Lewy Body Dementia

© 2016           

By Keith S. Wexler, MBA, Maternal Fetal Medicine, Prenatal Diagnosis and Biotech Consultant, GENASSIST, Inc.

Paul Wexler, M.D., F.A.C.O.G., Medical Director, GENASSIST, Inc.

Clinical Professor, Department of OB/GYN, University of Colorado Health Sciences Center

Clinical Professor, Division of Genetics/Dept. of Pediatrics, Univ. of Colorado/The Children’s Hospital



  • Dementia: A chronic or persistent disorder of the mental processes caused by brain disease or injury or marked by memory disorder, personality change or impaired reasoning.
  • Cortex: The outer layer of the cerebral cortex composed of folded gray matter
  • Subcortex: Tissue lying immediately below the cortex


  • Approximately 1 in 14 after 65 years of age
  • Approximately 1 in 8 after 80 years of age

Many risk factors increase likelihood of Dementia:

  • Increasing age
  • High blood pressure
  • Stroke
  • Heart disease
  • Diabetes
  • High cholesterol
  • Smoking
  • Decreased exercise
  • Alcohol
  • Depression

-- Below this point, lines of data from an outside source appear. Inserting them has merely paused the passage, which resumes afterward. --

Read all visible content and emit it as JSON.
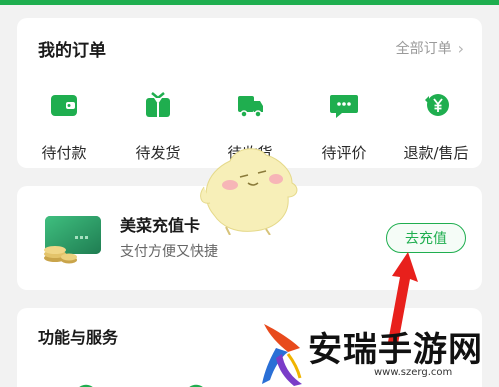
{
  "orders": {
    "title": "我的订单",
    "all_label": "全部订单",
    "items": [
      {
        "label": "待付款",
        "icon": "wallet-icon"
      },
      {
        "label": "待发货",
        "icon": "gift-box-icon"
      },
      {
        "label": "待收货",
        "icon": "delivery-truck-icon"
      },
      {
        "label": "待评价",
        "icon": "comment-bubble-icon"
      },
      {
        "label": "退款/售后",
        "icon": "refund-yen-icon"
      }
    ]
  },
  "recharge": {
    "title": "美菜充值卡",
    "subtitle": "支付方便又快捷",
    "button_label": "去充值"
  },
  "services": {
    "title": "功能与服务"
  },
  "watermark": {
    "text": "安瑞手游网",
    "url": "www.szerg.com"
  },
  "colors": {
    "brand_green": "#1fae4f",
    "arrow_red": "#e8201c"
  }
}
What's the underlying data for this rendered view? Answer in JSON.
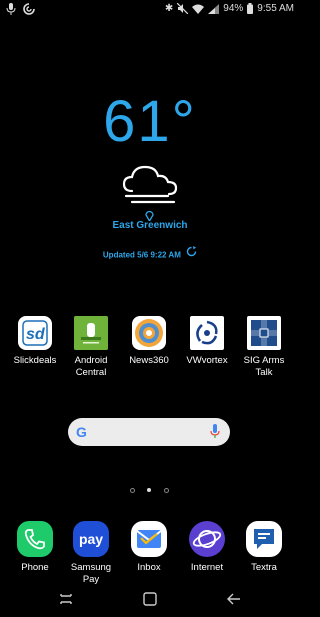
{
  "status_bar": {
    "battery": "94%",
    "time": "9:55 AM"
  },
  "weather": {
    "temperature": "61°",
    "location": "East Greenwich",
    "updated": "Updated 5/6 9:22 AM"
  },
  "apps": [
    {
      "label": "Slickdeals",
      "icon": "slickdeals-icon"
    },
    {
      "label": "Android Central",
      "icon": "android-central-icon"
    },
    {
      "label": "News360",
      "icon": "news360-icon"
    },
    {
      "label": "VWvortex",
      "icon": "vwvortex-icon"
    },
    {
      "label": "SIG Arms Talk",
      "icon": "sig-arms-talk-icon"
    }
  ],
  "search": {
    "logo": "G"
  },
  "page_indicator": {
    "pages": 3,
    "current": 2
  },
  "dock": [
    {
      "label": "Phone",
      "icon": "phone-icon"
    },
    {
      "label": "Samsung Pay",
      "icon": "samsung-pay-icon",
      "icon_text": "pay"
    },
    {
      "label": "Inbox",
      "icon": "inbox-icon"
    },
    {
      "label": "Internet",
      "icon": "internet-icon"
    },
    {
      "label": "Textra",
      "icon": "textra-icon"
    }
  ],
  "colors": {
    "accent": "#2ea6ea",
    "phone": "#1fca6b",
    "samsung_pay": "#1f4fd6",
    "internet": "#5b3fd0"
  }
}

Lewy Body Dementia: 2nd or 3rd most common cause of dementia secondary to Alzheimer’s and possibly Vascular Dementia.

Dr. Frederick Lewy worked with Dr. Alzheimer in the early 1900’s and described the protein in the brain identified in patients with this type of dementia.

Lewy Body Dementia may account for up to 10% of patients with dementia.


Lewy Bodies contain alpha-synuclein protein – also found in some Alzheimer and Parkinson Diseases.

The LRRK2 gene (PARK8) on chromosome 12q12 and a new gene mutation E46K initially assigned to chromosome 4q have also been identified in Lewy Body Dementia.

7.6% had a GBA mutation on chromosome 1q12 also increases risk for RR Parkinson.


  • Decline in thinking
  • Decline in reasoning
  • Decline in independent function
  • Possible movement disorders